*** Records to use ***
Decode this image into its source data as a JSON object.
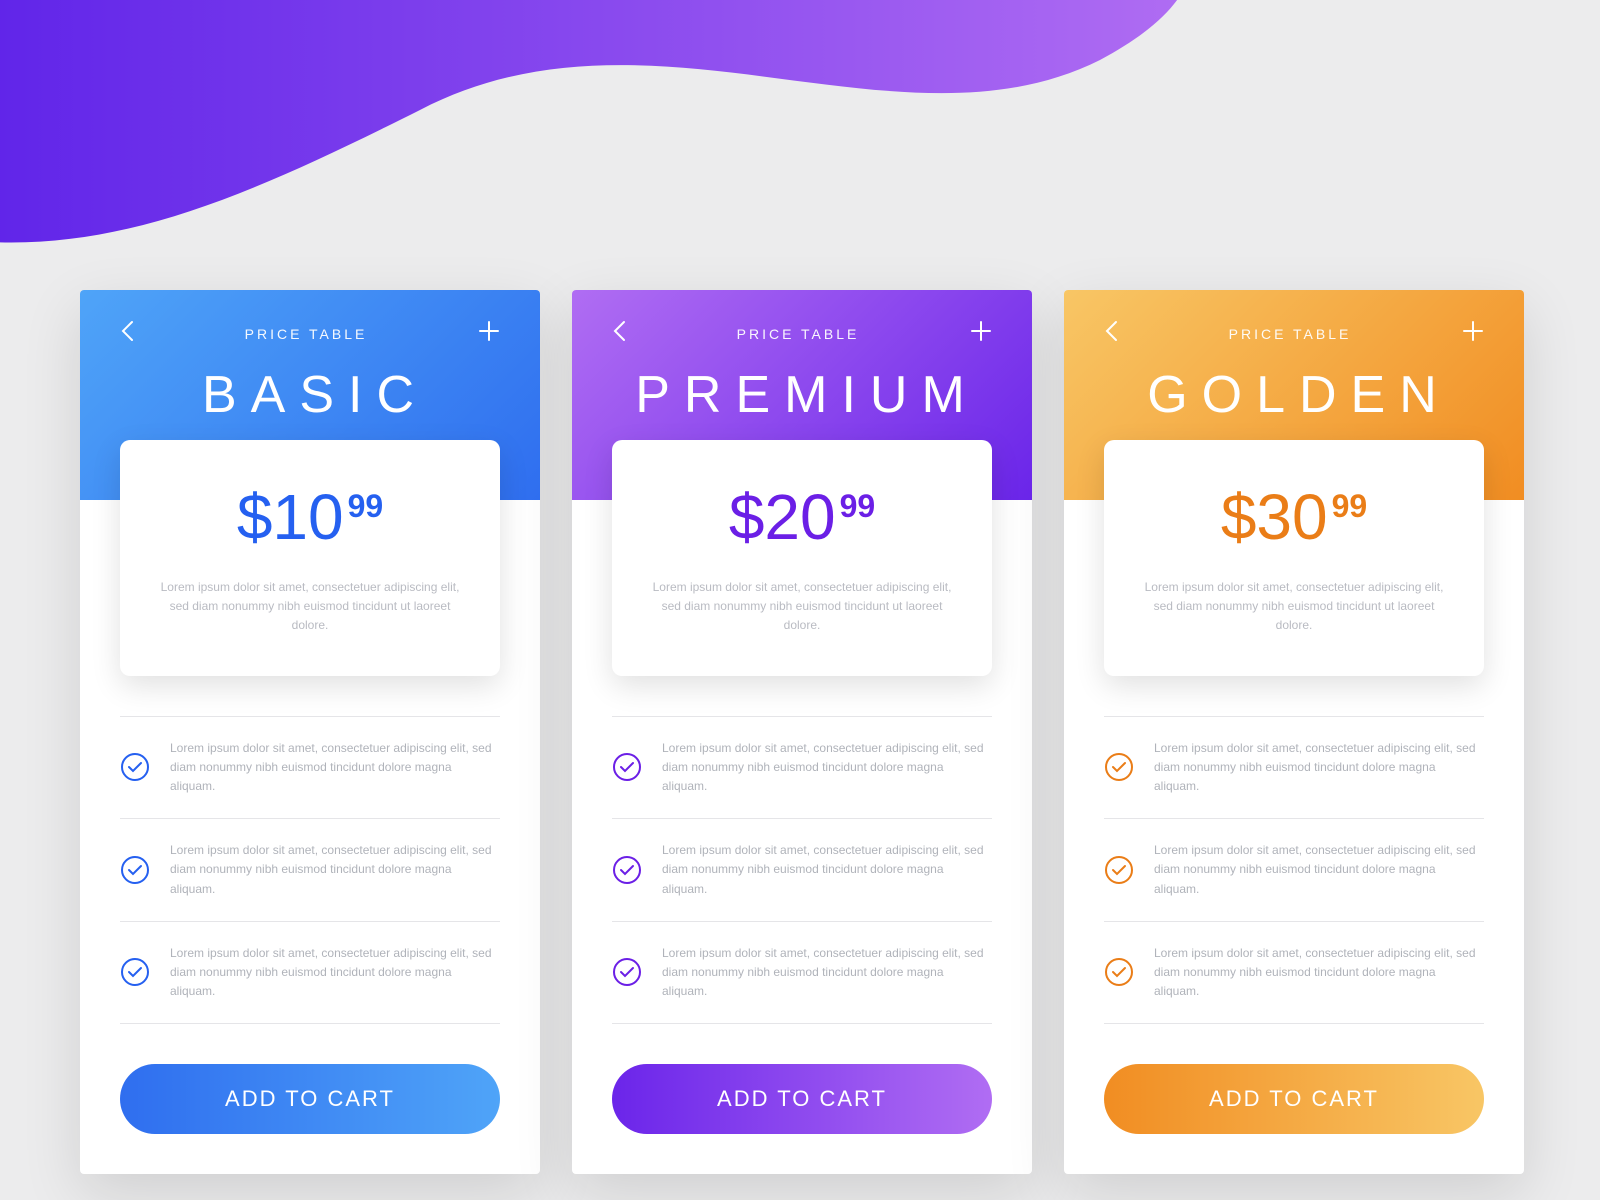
{
  "placeholder_desc": "Lorem ipsum dolor sit amet, consectetuer adipiscing elit, sed diam nonummy nibh euismod tincidunt ut laoreet dolore.",
  "placeholder_feature": "Lorem ipsum dolor sit amet, consectetuer adipiscing elit, sed diam nonummy nibh euismod tincidunt dolore magna aliquam.",
  "subtitle": "PRICE TABLE",
  "cta": "ADD TO CART",
  "plans": [
    {
      "id": "basic",
      "name": "BASIC",
      "price_main": "$10",
      "price_cents": "99",
      "accent": "#2560f0"
    },
    {
      "id": "premium",
      "name": "PREMIUM",
      "price_main": "$20",
      "price_cents": "99",
      "accent": "#6b1fe6"
    },
    {
      "id": "golden",
      "name": "GOLDEN",
      "price_main": "$30",
      "price_cents": "99",
      "accent": "#ea7d17"
    }
  ]
}
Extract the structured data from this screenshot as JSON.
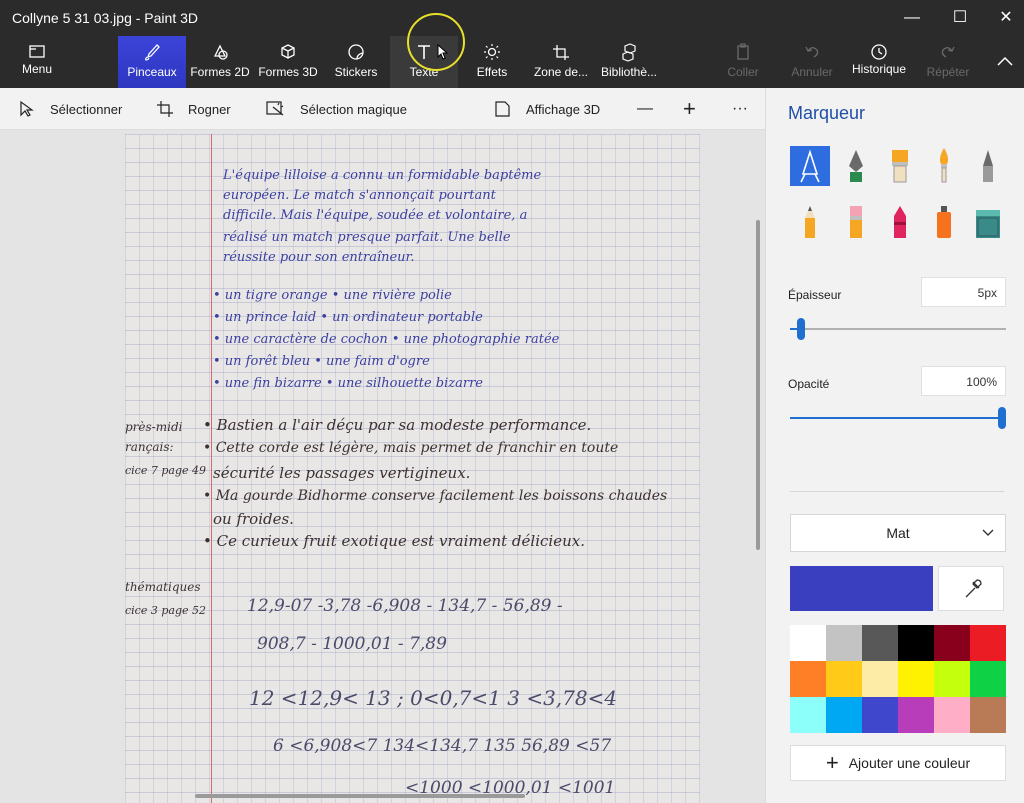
{
  "window": {
    "title": "Collyne 5 31 03.jpg - Paint 3D"
  },
  "ribbon": {
    "menu": "Menu",
    "tools": [
      "Pinceaux",
      "Formes 2D",
      "Formes 3D",
      "Stickers",
      "Texte",
      "Effets",
      "Zone de...",
      "Bibliothè..."
    ],
    "actions": {
      "paste": "Coller",
      "undo": "Annuler",
      "history": "Historique",
      "redo": "Répéter"
    }
  },
  "subtoolbar": {
    "select": "Sélectionner",
    "crop": "Rogner",
    "magic_select": "Sélection magique",
    "view3d": "Affichage 3D",
    "minus": "—",
    "plus": "+",
    "more": "···"
  },
  "panel": {
    "title": "Marqueur",
    "thickness_label": "Épaisseur",
    "thickness_value": "5px",
    "thickness_fraction": 0.05,
    "opacity_label": "Opacité",
    "opacity_value": "100%",
    "opacity_fraction": 1.0,
    "finish": "Mat",
    "current_color": "#3a3fbf",
    "add_color": "Ajouter une couleur",
    "palette": [
      "#ffffff",
      "#c3c3c3",
      "#585858",
      "#000000",
      "#88001b",
      "#ec1c24",
      "#ff7f27",
      "#ffca18",
      "#fdeca6",
      "#fff200",
      "#c4ff0e",
      "#0ed145",
      "#8cfffb",
      "#00a8f3",
      "#3f48cc",
      "#b83dba",
      "#ffaec8",
      "#b97a56"
    ]
  },
  "canvas": {
    "lines": [
      "L'équipe lilloise a connu un formidable baptême",
      "européen. Le match s'annonçait pourtant",
      "difficile. Mais l'équipe, soudée et volontaire, a",
      "réalisé un match presque parfait. Une belle",
      "réussite pour son entraîneur.",
      "• un tigre orange     • une rivière polie",
      "• un prince laid      • un ordinateur portable",
      "• une caractère de cochon  • une photographie ratée",
      "• un forêt bleu       • une faim d'ogre",
      "• une fin bizarre     • une silhouette bizarre",
      "• Bastien a l'air déçu par sa modeste performance.",
      "• Cette corde est légère, mais permet de franchir en toute",
      "sécurité les passages vertigineux.",
      "• Ma gourde Bidhorme conserve facilement les boissons chaudes",
      "ou froides.",
      "• Ce curieux fruit exotique est vraiment délicieux.",
      "12,9-07 -3,78 -6,908 - 134,7 - 56,89 -",
      "908,7 - 1000,01 - 7,89",
      "12 <12,9< 13  ;   0<0,7<1   3 <3,78<4",
      "6 <6,908<7    134<134,7   135 56,89 <57",
      "<1000 <1000,01 <1001"
    ],
    "margin_notes": [
      "près-midi",
      "rançais:",
      "cice 7 page 49",
      "thématiques",
      "cice 3 page 52"
    ]
  }
}
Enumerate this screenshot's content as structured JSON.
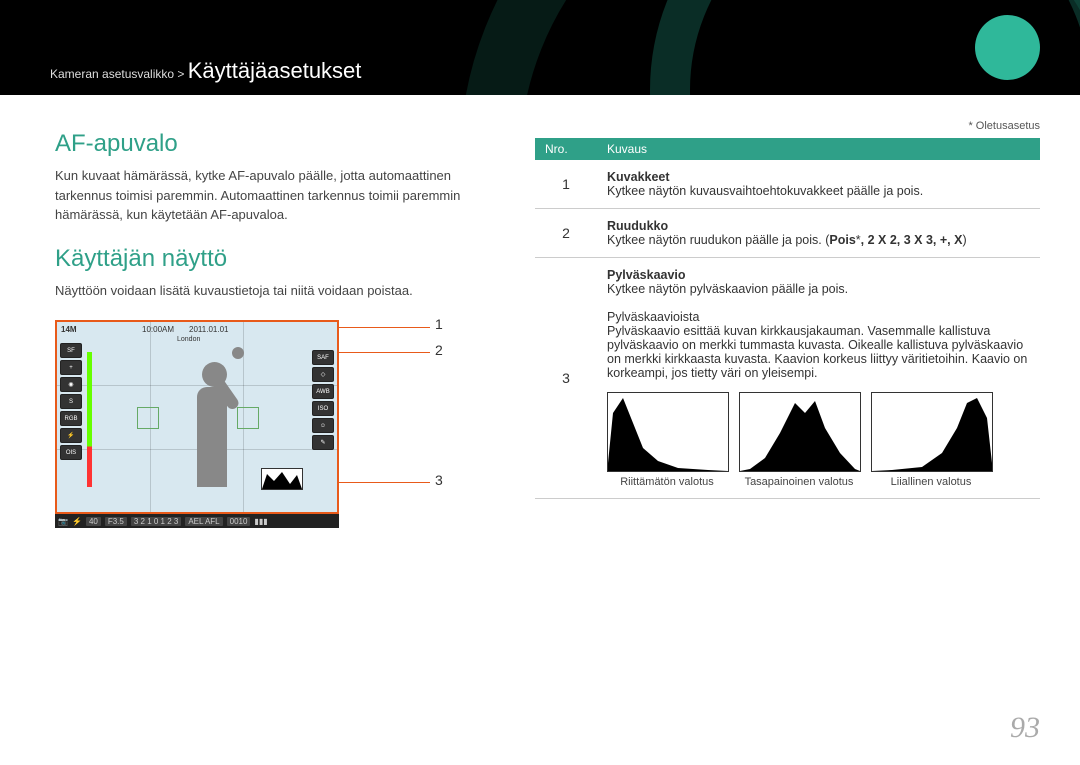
{
  "header": {
    "breadcrumb_prefix": "Kameran asetusvalikko > ",
    "breadcrumb_main": "Käyttäjäasetukset"
  },
  "left": {
    "section1_title": "AF-apuvalo",
    "section1_body": "Kun kuvaat hämärässä, kytke AF-apuvalo päälle, jotta automaattinen tarkennus toimisi paremmin. Automaattinen tarkennus toimii paremmin hämärässä, kun käytetään AF-apuvaloa.",
    "section2_title": "Käyttäjän näyttö",
    "section2_body": "Näyttöön voidaan lisätä kuvaustietoja tai niitä voidaan poistaa.",
    "callouts": {
      "c1": "1",
      "c2": "2",
      "c3": "3"
    },
    "screen": {
      "res": "14M",
      "time": "10:00AM",
      "date": "2011.01.01",
      "city": "London",
      "shutter": "40",
      "aperture": "F3.5",
      "ev_scale": "3 2 1 0 1 2 3",
      "ael": "AEL AFL",
      "shots": "0010"
    }
  },
  "right": {
    "default_note": "* Oletusasetus",
    "table": {
      "head_nro": "Nro.",
      "head_kuvaus": "Kuvaus",
      "rows": [
        {
          "num": "1",
          "title": "Kuvakkeet",
          "desc": "Kytkee näytön kuvausvaihtoehtokuvakkeet päälle ja pois."
        },
        {
          "num": "2",
          "title": "Ruudukko",
          "desc_pre": "Kytkee näytön ruudukon päälle ja pois. (",
          "desc_bold": "Pois",
          "desc_star": "*",
          "desc_opts": ", 2 X 2, 3 X 3, +, X",
          "desc_post": ")"
        },
        {
          "num": "3",
          "title": "Pylväskaavio",
          "desc1": "Kytkee näytön pylväskaavion päälle ja pois.",
          "subtitle": "Pylväskaavioista",
          "desc2": "Pylväskaavio esittää kuvan kirkkausjakauman. Vasemmalle kallistuva pylväskaavio on merkki tummasta kuvasta. Oikealle kallistuva pylväskaavio on merkki kirkkaasta kuvasta. Kaavion korkeus liittyy väritietoihin. Kaavio on korkeampi, jos tietty väri on yleisempi."
        }
      ]
    },
    "histograms": {
      "under": "Riittämätön valotus",
      "balanced": "Tasapainoinen valotus",
      "over": "Liiallinen valotus"
    }
  },
  "page_number": "93"
}
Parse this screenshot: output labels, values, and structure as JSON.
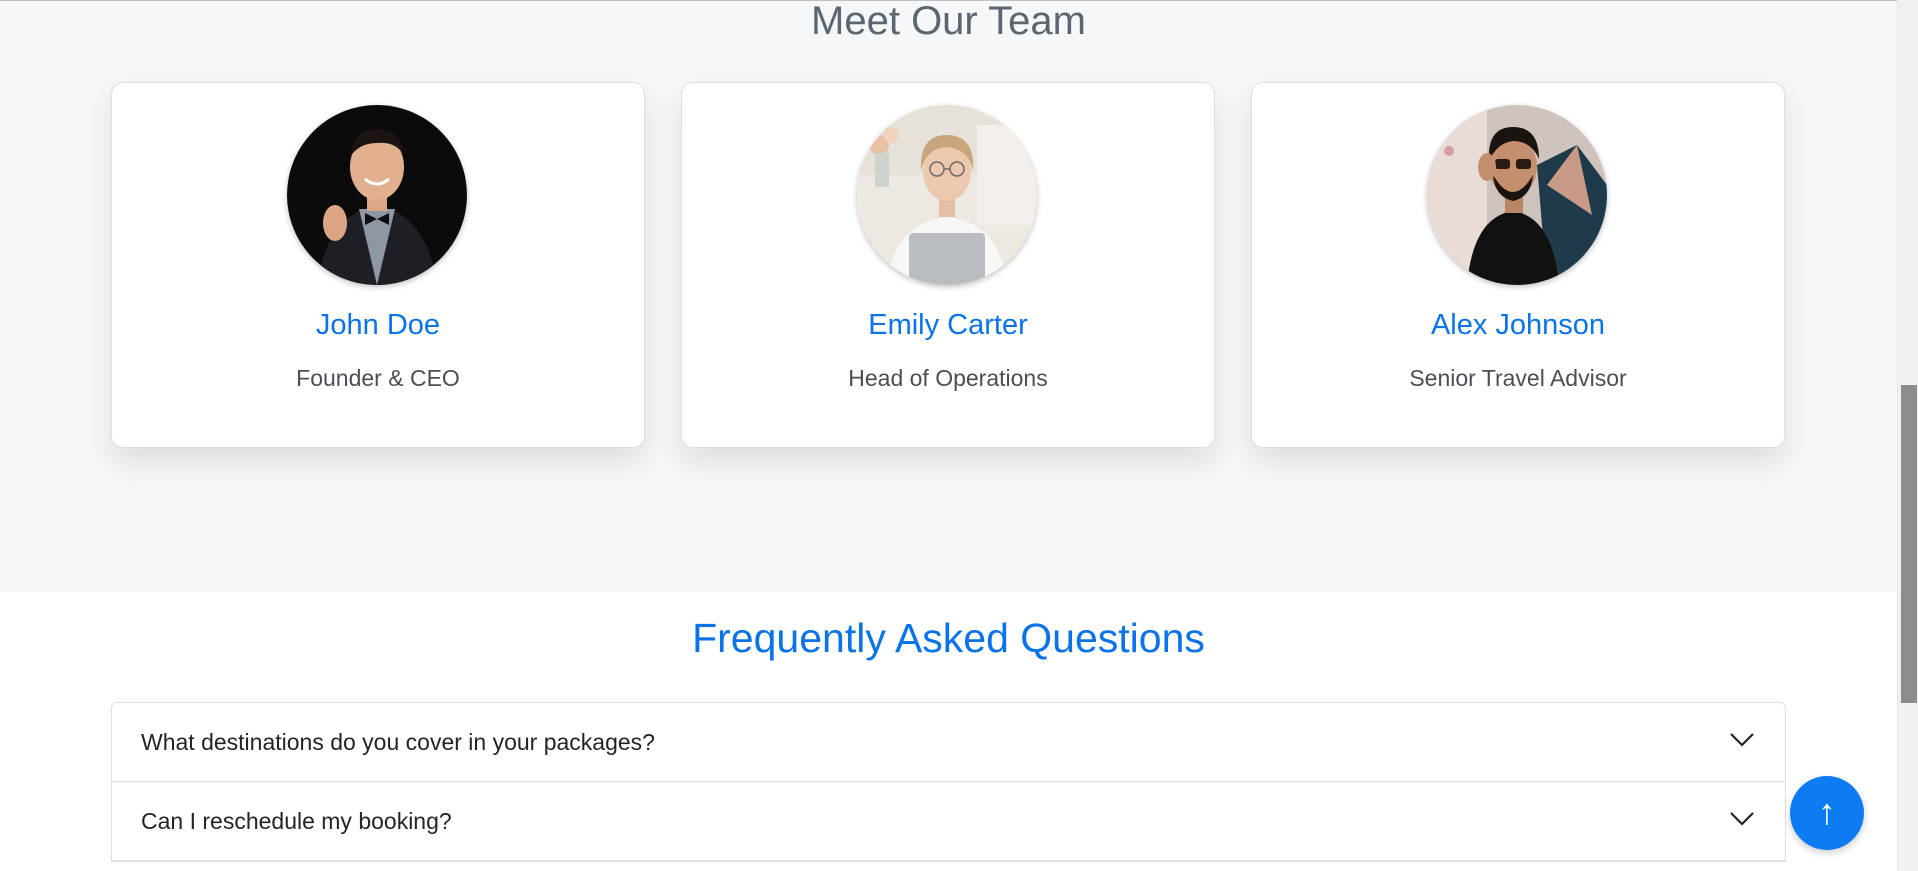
{
  "team": {
    "title": "Meet Our Team",
    "members": [
      {
        "name": "John Doe",
        "role": "Founder & CEO"
      },
      {
        "name": "Emily Carter",
        "role": "Head of Operations"
      },
      {
        "name": "Alex Johnson",
        "role": "Senior Travel Advisor"
      }
    ]
  },
  "faq": {
    "title": "Frequently Asked Questions",
    "items": [
      {
        "question": "What destinations do you cover in your packages?"
      },
      {
        "question": "Can I reschedule my booking?"
      }
    ]
  },
  "scroll_top": {
    "icon": "↑"
  },
  "colors": {
    "accent": "#0a73e8",
    "section_bg": "#f6f7f9",
    "text": "#212529",
    "muted": "#4a4f55"
  },
  "icons": {
    "faq_toggle": "chevron-down-icon",
    "scroll_top": "arrow-up-icon"
  }
}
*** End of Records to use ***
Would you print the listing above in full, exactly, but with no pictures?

Task result ->
Decode this image into its source data as a JSON object.
{
  "placeholder_desc": "Lorem ipsum dolor sit amet, consectetuer adipiscing elit, sed diam nonummy nibh euismod tincidunt ut laoreet dolore.",
  "placeholder_feature": "Lorem ipsum dolor sit amet, consectetuer adipiscing elit, sed diam nonummy nibh euismod tincidunt dolore magna aliquam.",
  "subtitle": "PRICE TABLE",
  "cta": "ADD TO CART",
  "plans": [
    {
      "id": "basic",
      "name": "BASIC",
      "price_main": "$10",
      "price_cents": "99",
      "accent": "#2560f0"
    },
    {
      "id": "premium",
      "name": "PREMIUM",
      "price_main": "$20",
      "price_cents": "99",
      "accent": "#6b1fe6"
    },
    {
      "id": "golden",
      "name": "GOLDEN",
      "price_main": "$30",
      "price_cents": "99",
      "accent": "#ea7d17"
    }
  ]
}
Extract the structured data from this screenshot as JSON.
{
  "window": {
    "title": "Collyne 5 31 03.jpg - Paint 3D"
  },
  "ribbon": {
    "menu": "Menu",
    "tools": [
      "Pinceaux",
      "Formes 2D",
      "Formes 3D",
      "Stickers",
      "Texte",
      "Effets",
      "Zone de...",
      "Bibliothè..."
    ],
    "actions": {
      "paste": "Coller",
      "undo": "Annuler",
      "history": "Historique",
      "redo": "Répéter"
    }
  },
  "subtoolbar": {
    "select": "Sélectionner",
    "crop": "Rogner",
    "magic_select": "Sélection magique",
    "view3d": "Affichage 3D",
    "minus": "—",
    "plus": "+",
    "more": "···"
  },
  "panel": {
    "title": "Marqueur",
    "thickness_label": "Épaisseur",
    "thickness_value": "5px",
    "thickness_fraction": 0.05,
    "opacity_label": "Opacité",
    "opacity_value": "100%",
    "opacity_fraction": 1.0,
    "finish": "Mat",
    "current_color": "#3a3fbf",
    "add_color": "Ajouter une couleur",
    "palette": [
      "#ffffff",
      "#c3c3c3",
      "#585858",
      "#000000",
      "#88001b",
      "#ec1c24",
      "#ff7f27",
      "#ffca18",
      "#fdeca6",
      "#fff200",
      "#c4ff0e",
      "#0ed145",
      "#8cfffb",
      "#00a8f3",
      "#3f48cc",
      "#b83dba",
      "#ffaec8",
      "#b97a56"
    ]
  },
  "canvas": {
    "lines": [
      "L'équipe lilloise a connu un formidable baptême",
      "européen. Le match s'annonçait pourtant",
      "difficile. Mais l'équipe, soudée et volontaire, a",
      "réalisé un match presque parfait. Une belle",
      "réussite pour son entraîneur.",
      "• un tigre orange     • une rivière polie",
      "• un prince laid      • un ordinateur portable",
      "• une caractère de cochon  • une photographie ratée",
      "• un forêt bleu       • une faim d'ogre",
      "• une fin bizarre     • une silhouette bizarre",
      "• Bastien a l'air déçu par sa modeste performance.",
      "• Cette corde est légère, mais permet de franchir en toute",
      "sécurité les passages vertigineux.",
      "• Ma gourde Bidhorme conserve facilement les boissons chaudes",
      "ou froides.",
      "• Ce curieux fruit exotique est vraiment délicieux.",
      "12,9-07 -3,78 -6,908 - 134,7 - 56,89 -",
      "908,7 - 1000,01 - 7,89",
      "12 <12,9< 13  ;   0<0,7<1   3 <3,78<4",
      "6 <6,908<7    134<134,7   135 56,89 <57",
      "<1000 <1000,01 <1001"
    ],
    "margin_notes": [
      "près-midi",
      "rançais:",
      "cice 7 page 49",
      "thématiques",
      "cice 3 page 52"
    ]
  }
}
Enumerate this screenshot's content as structured JSON.
{
  "header": {
    "breadcrumb_prefix": "Kameran asetusvalikko > ",
    "breadcrumb_main": "Käyttäjäasetukset"
  },
  "left": {
    "section1_title": "AF-apuvalo",
    "section1_body": "Kun kuvaat hämärässä, kytke AF-apuvalo päälle, jotta automaattinen tarkennus toimisi paremmin. Automaattinen tarkennus toimii paremmin hämärässä, kun käytetään AF-apuvaloa.",
    "section2_title": "Käyttäjän näyttö",
    "section2_body": "Näyttöön voidaan lisätä kuvaustietoja tai niitä voidaan poistaa.",
    "callouts": {
      "c1": "1",
      "c2": "2",
      "c3": "3"
    },
    "screen": {
      "res": "14M",
      "time": "10:00AM",
      "date": "2011.01.01",
      "city": "London",
      "shutter": "40",
      "aperture": "F3.5",
      "ev_scale": "3 2 1 0 1 2 3",
      "ael": "AEL AFL",
      "shots": "0010"
    }
  },
  "right": {
    "default_note": "* Oletusasetus",
    "table": {
      "head_nro": "Nro.",
      "head_kuvaus": "Kuvaus",
      "rows": [
        {
          "num": "1",
          "title": "Kuvakkeet",
          "desc": "Kytkee näytön kuvausvaihtoehtokuvakkeet päälle ja pois."
        },
        {
          "num": "2",
          "title": "Ruudukko",
          "desc_pre": "Kytkee näytön ruudukon päälle ja pois. (",
          "desc_bold": "Pois",
          "desc_star": "*",
          "desc_opts": ", 2 X 2, 3 X 3, +, X",
          "desc_post": ")"
        },
        {
          "num": "3",
          "title": "Pylväskaavio",
          "desc1": "Kytkee näytön pylväskaavion päälle ja pois.",
          "subtitle": "Pylväskaavioista",
          "desc2": "Pylväskaavio esittää kuvan kirkkausjakauman. Vasemmalle kallistuva pylväskaavio on merkki tummasta kuvasta. Oikealle kallistuva pylväskaavio on merkki kirkkaasta kuvasta. Kaavion korkeus liittyy väritietoihin. Kaavio on korkeampi, jos tietty väri on yleisempi."
        }
      ]
    },
    "histograms": {
      "under": "Riittämätön valotus",
      "balanced": "Tasapainoinen valotus",
      "over": "Liiallinen valotus"
    }
  },
  "page_number": "93"
}
Parse this screenshot: output labels, values, and structure as JSON.
{
  "team": {
    "title": "Meet Our Team",
    "members": [
      {
        "name": "John Doe",
        "role": "Founder & CEO"
      },
      {
        "name": "Emily Carter",
        "role": "Head of Operations"
      },
      {
        "name": "Alex Johnson",
        "role": "Senior Travel Advisor"
      }
    ]
  },
  "faq": {
    "title": "Frequently Asked Questions",
    "items": [
      {
        "question": "What destinations do you cover in your packages?"
      },
      {
        "question": "Can I reschedule my booking?"
      }
    ]
  },
  "scroll_top": {
    "icon": "↑"
  },
  "colors": {
    "accent": "#0a73e8",
    "section_bg": "#f6f7f9",
    "text": "#212529",
    "muted": "#4a4f55"
  },
  "icons": {
    "faq_toggle": "chevron-down-icon",
    "scroll_top": "arrow-up-icon"
  }
}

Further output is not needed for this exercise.